The Hall of Remembrance is similarly symbolic in its design. The hexagonally-shaped room is also illuminated by a skylight. As a more subtle modernist construction, the Hall of Remembrance serves as a place for quiet contemplation once the visitor has passed through the entire museum. Installed on one side of the room is a steel box containing soil from various death camps, over which burns an eternal flame of remembrance. Candles line the perimeters of the remainder of the limestone walls. Small, triangular windows, perhaps referential to the similarly-shaped badges worn by the Jewish prisoners, permit limited view to the outside world. Through these windows the visitor may glimpse the Lincoln, Jefferson, and Washington Memorials, structures that, ironically, pledge freedom and democracy to all. In its design and installation, the Hall of Remembrance is a universal structure that serves to remind the visitor of the atrocities that occur by the hands of humanity.
Honored by President
Freed's Holocaust Museum is indicative of the quality of his work, for which he received abundant accolades. A fellow of the American Institute of Architects, Freed held several professorships at prestigious universities, including Columbia and Yale. He also served as dean and professor of architecture at the Illinois Institute of Technology from 1975 to 1978. Freed's numerous awards include the R.S. Reynolds Award for Excellence in Architecture, the Arnold W. Brunner Memorial Prize in Architecture, and the Thomas Jefferson Award for Public Architecture. Freed was awarded the National Medal of Arts in 1995. He was one of 13 honored that year by the annual award whose recipients are named by the president of the United States. The award honors distinguished artists who have offered inspiration to others, either through artistic achievement or exceptional work on behalf of the arts. His later projects include the San Francisco Main Public Library, California, and the United States International Cultural and Trade Center at Federal Triangle, Washington, D.C.

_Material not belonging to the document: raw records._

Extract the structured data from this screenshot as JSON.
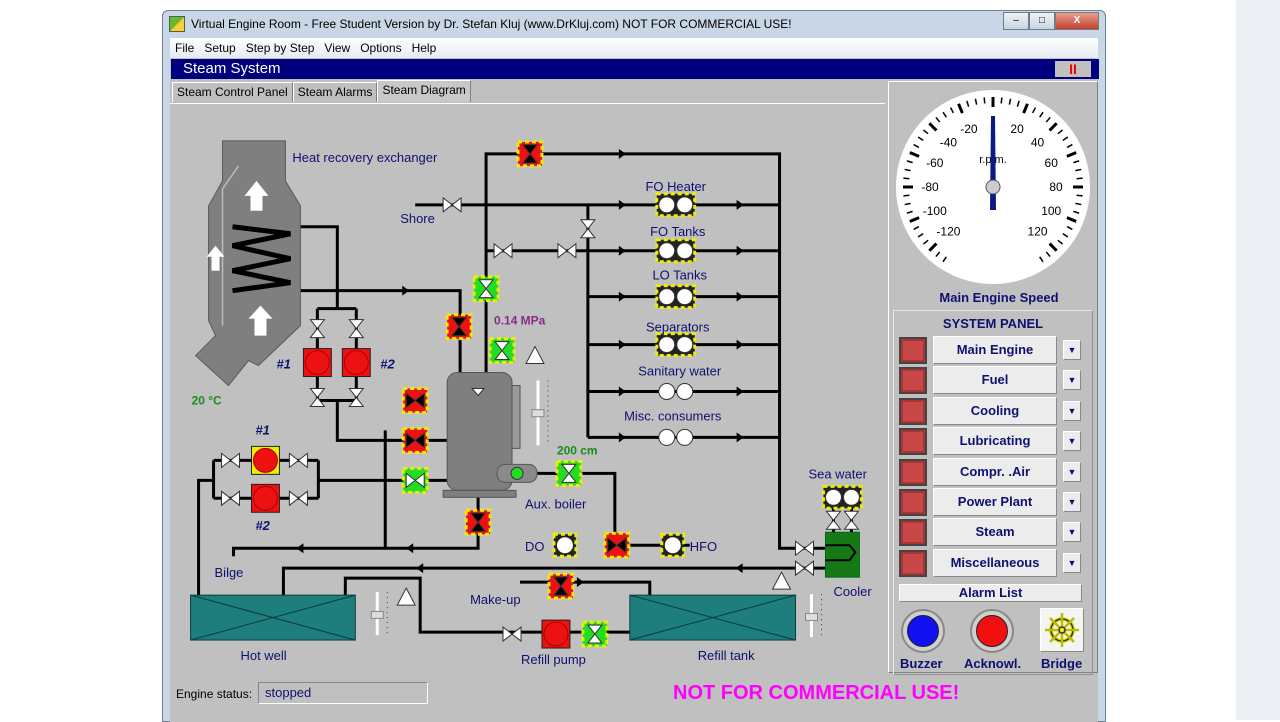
{
  "window": {
    "title": "Virtual Engine Room - Free Student Version by Dr. Stefan Kluj (www.DrKluj.com)  NOT FOR COMMERCIAL USE!",
    "minimize": "–",
    "maximize": "□",
    "close": "X"
  },
  "menu": [
    "File",
    "Setup",
    "Step by Step",
    "View",
    "Options",
    "Help"
  ],
  "header": {
    "title": "Steam System",
    "pause": "II"
  },
  "tabs": [
    {
      "label": "Steam Control Panel"
    },
    {
      "label": "Steam Alarms"
    },
    {
      "label": "Steam Diagram",
      "selected": true
    }
  ],
  "diagram": {
    "heat_recovery": "Heat recovery exchanger",
    "shore": "Shore",
    "temp": "20 °C",
    "pump1": "#1",
    "pump2": "#2",
    "feed1": "#1",
    "feed2": "#2",
    "pressure": "0.14 MPa",
    "level": "200 cm",
    "aux_boiler": "Aux. boiler",
    "consumers": [
      "FO Heater",
      "FO Tanks",
      "LO Tanks",
      "Separators",
      "Sanitary water",
      "Misc. consumers"
    ],
    "do": "DO",
    "hfo": "HFO",
    "sea_water": "Sea water",
    "cooler": "Cooler",
    "bilge": "Bilge",
    "makeup": "Make-up",
    "hot_well": "Hot well",
    "refill_pump": "Refill pump",
    "refill_tank": "Refill tank"
  },
  "gauge": {
    "title": "Main Engine Speed",
    "unit": "r.p.m.",
    "min": -120,
    "max": 120,
    "value": 0,
    "ticks": [
      "-120",
      "-100",
      "-80",
      "-60",
      "-40",
      "-20",
      "20",
      "40",
      "60",
      "80",
      "100",
      "120"
    ]
  },
  "system_panel": {
    "title": "SYSTEM PANEL",
    "items": [
      "Main Engine",
      "Fuel",
      "Cooling",
      "Lubricating",
      "Compr. .Air",
      "Power Plant",
      "Steam",
      "Miscellaneous"
    ],
    "alarm_list": "Alarm List",
    "buzzer": "Buzzer",
    "acknowledge": "Acknowl.",
    "bridge": "Bridge"
  },
  "status": {
    "label": "Engine status:",
    "value": "stopped",
    "notice": "NOT FOR COMMERCIAL USE!"
  },
  "colors": {
    "valve_open": "#22dd22",
    "valve_closed": "#ee1111",
    "pump": "#ee1111",
    "tank": "#1e7d7d",
    "cooler": "#157a15",
    "header": "#00007e",
    "notice": "#ff00ff"
  }
}
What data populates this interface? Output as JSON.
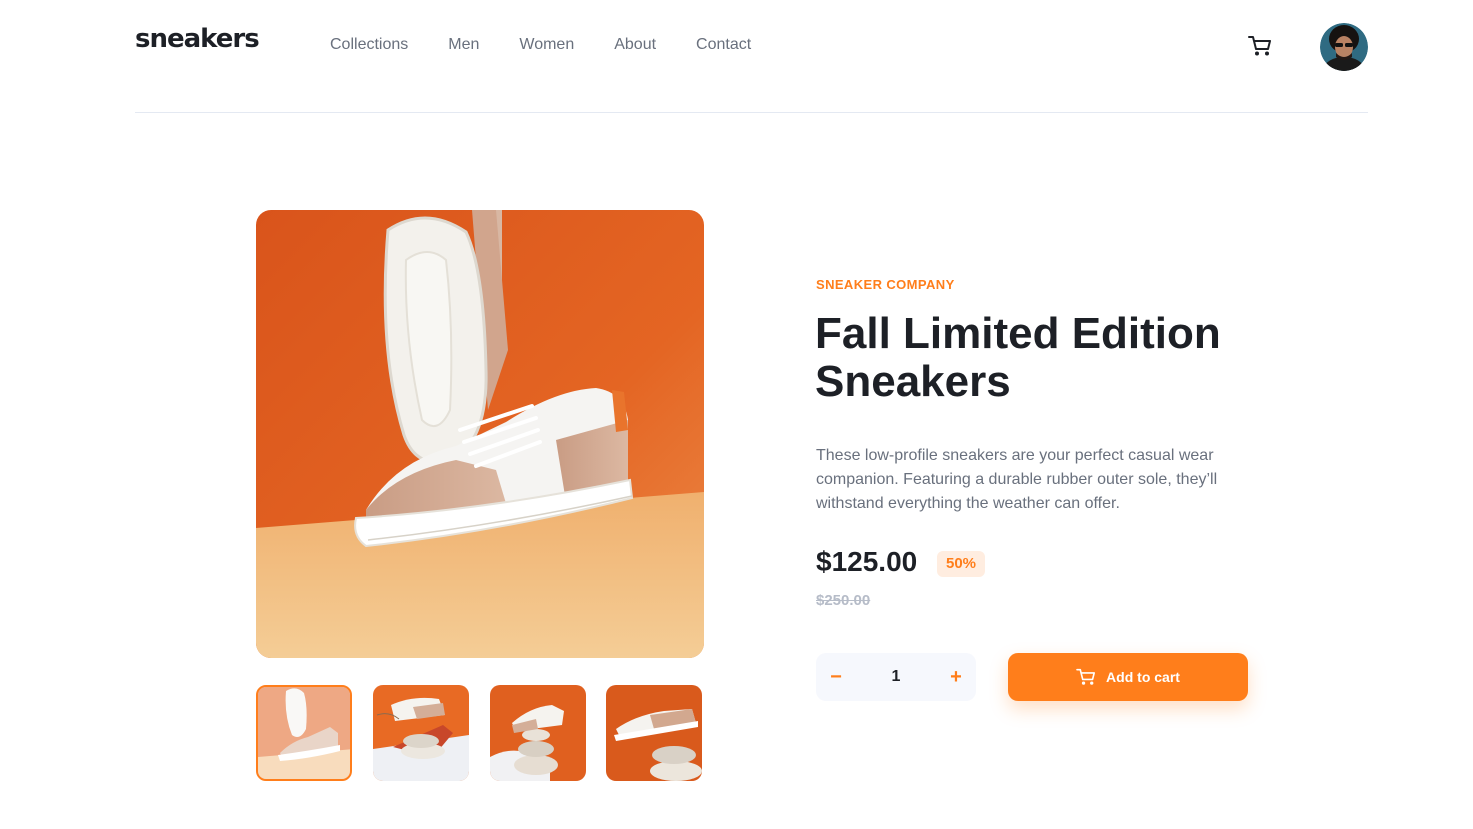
{
  "header": {
    "logo": "sneakers",
    "nav": [
      "Collections",
      "Men",
      "Women",
      "About",
      "Contact"
    ],
    "cart_icon": "cart-icon",
    "avatar_icon": "user-avatar"
  },
  "gallery": {
    "main_image": "sneaker-main-photo",
    "thumbnails": [
      {
        "name": "thumbnail-1",
        "active": true
      },
      {
        "name": "thumbnail-2",
        "active": false
      },
      {
        "name": "thumbnail-3",
        "active": false
      },
      {
        "name": "thumbnail-4",
        "active": false
      }
    ]
  },
  "product": {
    "company": "SNEAKER COMPANY",
    "title": "Fall Limited Edition Sneakers",
    "description": "These low-profile sneakers are your perfect casual wear companion. Featuring a durable rubber outer sole, they’ll withstand everything the weather can offer.",
    "price": "$125.00",
    "discount": "50%",
    "original_price": "$250.00",
    "quantity": "1",
    "minus_label": "−",
    "plus_label": "+",
    "add_to_cart": "Add to cart"
  },
  "colors": {
    "accent": "#ff7e1b",
    "accent_pale": "#ffede0",
    "text_dark": "#1d2026",
    "text_gray": "#69707d"
  }
}
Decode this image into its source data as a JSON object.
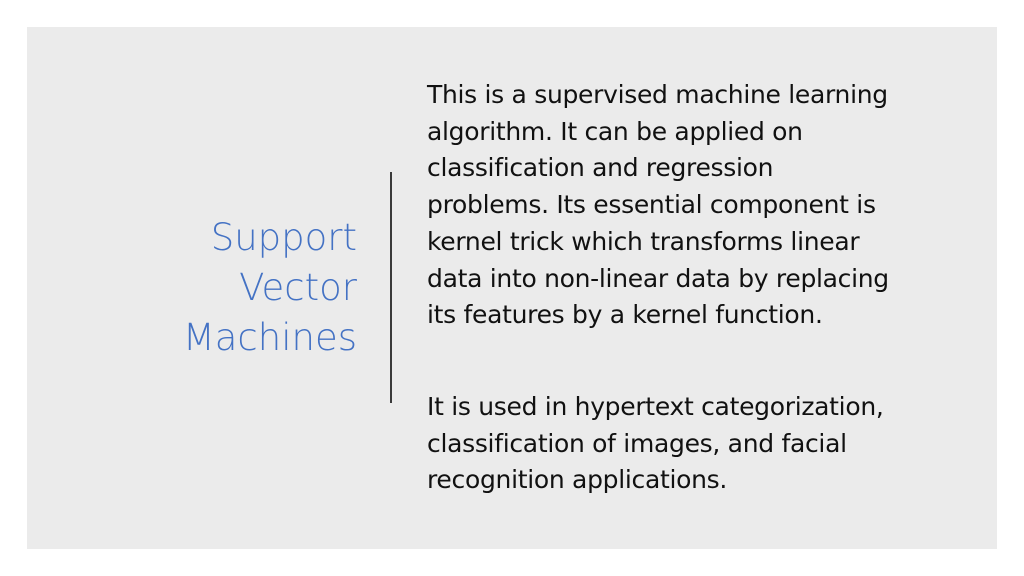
{
  "slide": {
    "title_lines": [
      "Support",
      "Vector",
      "Machines"
    ],
    "paragraph1_lines": [
      "This is a supervised machine learning",
      "algorithm. It can be applied on",
      "classification and regression",
      "problems. Its essential component is",
      "kernel trick which transforms linear",
      "data into non-linear data by replacing",
      "its features by a kernel function."
    ],
    "paragraph2_lines": [
      "It is used in hypertext categorization,",
      "classification of images, and facial",
      "recognition applications."
    ],
    "colors": {
      "title": "#4472c4",
      "background": "#ebebeb",
      "text": "#111111",
      "divider": "#3a3a3a"
    }
  }
}
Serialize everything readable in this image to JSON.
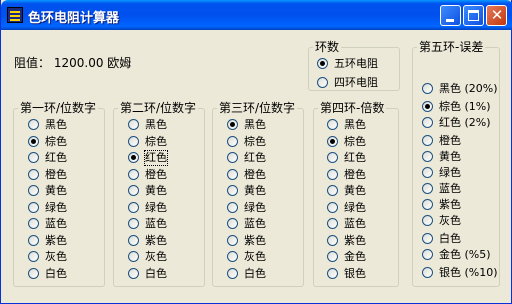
{
  "app": {
    "title": "色环电阻计算器"
  },
  "result": {
    "label": "阻值：",
    "value": "1200.00",
    "unit": "欧姆"
  },
  "ring_count": {
    "legend": "环数",
    "options": [
      {
        "label": "五环电阻",
        "selected": true
      },
      {
        "label": "四环电阻",
        "selected": false
      }
    ]
  },
  "band1": {
    "legend": "第一环/位数字",
    "options": [
      {
        "label": "黑色",
        "selected": false
      },
      {
        "label": "棕色",
        "selected": true
      },
      {
        "label": "红色",
        "selected": false
      },
      {
        "label": "橙色",
        "selected": false
      },
      {
        "label": "黄色",
        "selected": false
      },
      {
        "label": "绿色",
        "selected": false
      },
      {
        "label": "蓝色",
        "selected": false
      },
      {
        "label": "紫色",
        "selected": false
      },
      {
        "label": "灰色",
        "selected": false
      },
      {
        "label": "白色",
        "selected": false
      }
    ]
  },
  "band2": {
    "legend": "第二环/位数字",
    "options": [
      {
        "label": "黑色",
        "selected": false
      },
      {
        "label": "棕色",
        "selected": false
      },
      {
        "label": "红色",
        "selected": true
      },
      {
        "label": "橙色",
        "selected": false
      },
      {
        "label": "黄色",
        "selected": false
      },
      {
        "label": "绿色",
        "selected": false
      },
      {
        "label": "蓝色",
        "selected": false
      },
      {
        "label": "紫色",
        "selected": false
      },
      {
        "label": "灰色",
        "selected": false
      },
      {
        "label": "白色",
        "selected": false
      }
    ]
  },
  "band3": {
    "legend": "第三环/位数字",
    "options": [
      {
        "label": "黑色",
        "selected": true
      },
      {
        "label": "棕色",
        "selected": false
      },
      {
        "label": "红色",
        "selected": false
      },
      {
        "label": "橙色",
        "selected": false
      },
      {
        "label": "黄色",
        "selected": false
      },
      {
        "label": "绿色",
        "selected": false
      },
      {
        "label": "蓝色",
        "selected": false
      },
      {
        "label": "紫色",
        "selected": false
      },
      {
        "label": "灰色",
        "selected": false
      },
      {
        "label": "白色",
        "selected": false
      }
    ]
  },
  "band4": {
    "legend": "第四环-倍数",
    "options": [
      {
        "label": "黑色",
        "selected": false
      },
      {
        "label": "棕色",
        "selected": true
      },
      {
        "label": "红色",
        "selected": false
      },
      {
        "label": "橙色",
        "selected": false
      },
      {
        "label": "黄色",
        "selected": false
      },
      {
        "label": "绿色",
        "selected": false
      },
      {
        "label": "蓝色",
        "selected": false
      },
      {
        "label": "紫色",
        "selected": false
      },
      {
        "label": "金色",
        "selected": false
      },
      {
        "label": "银色",
        "selected": false
      }
    ]
  },
  "band5": {
    "legend": "第五环-误差",
    "options": [
      {
        "label": "黑色 (20%)",
        "selected": false
      },
      {
        "label": "棕色 (1%)",
        "selected": true
      },
      {
        "label": "红色 (2%)",
        "selected": false
      },
      {
        "label": "橙色",
        "selected": false
      },
      {
        "label": "黄色",
        "selected": false
      },
      {
        "label": "绿色",
        "selected": false
      },
      {
        "label": "蓝色",
        "selected": false
      },
      {
        "label": "紫色",
        "selected": false
      },
      {
        "label": "灰色",
        "selected": false
      },
      {
        "label": "白色",
        "selected": false
      },
      {
        "label": "金色 (%5)",
        "selected": false
      },
      {
        "label": "银色 (%10)",
        "selected": false
      }
    ]
  }
}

Freed's populist sensibility revealed itself when he discussed the San Francisco Library, which opened in 1996. "Old libraries told stories of power. But great tombs are no longer our forte. We needed a place for communities to celebrate their own essences."
Further Reading on James Ingo Freed
No complete biography exists for James Ingo Freed. He is, however, cited in the 47th edition of Who's Who in America (1992-1993), volume 1; and in Les Krantz, editor, American Architects (1989). A good discussion of Freed's design for the Holocaust Museum may be found in Jim Murphy's article in Progressive Architecture (February 1993); for further commentary on the museum and a brief biography on Freed, see Kenneth Woodward, "We Are Witnesses," and Cathleen McGuigan, "He Built a Space of Terrible Beauty," in Newsweek (April 26, 1993).
Additional Biography Sources
Knesl, John, "Accidental Classicists: Freed in Washington, Libeskind in Berlin," Assemblage: 1991, Dec., No. 16, p. 98-101.
Cohen, Jean Lawlor, "James Ingo Freed: Architect of the U.S. Holocaust Memorial Museum," Museum & Arts Washington: 1988, Mar.-Apr., v. 4, no. 2, p. 40-44.
Freed, James Ingo; Murphy, Jim; "Memorial to Atrocity: the United States Holocaust Memorial Museum," Progressive Architecture: 1993, Feb., v. 74, n. 2, p. 60-73.
Sorkin, Michael, "The Holocaust Museum: Between Beauty and Horror," Progressive Architecture: 1993, Feb., v. 74, n. 2, p. 74.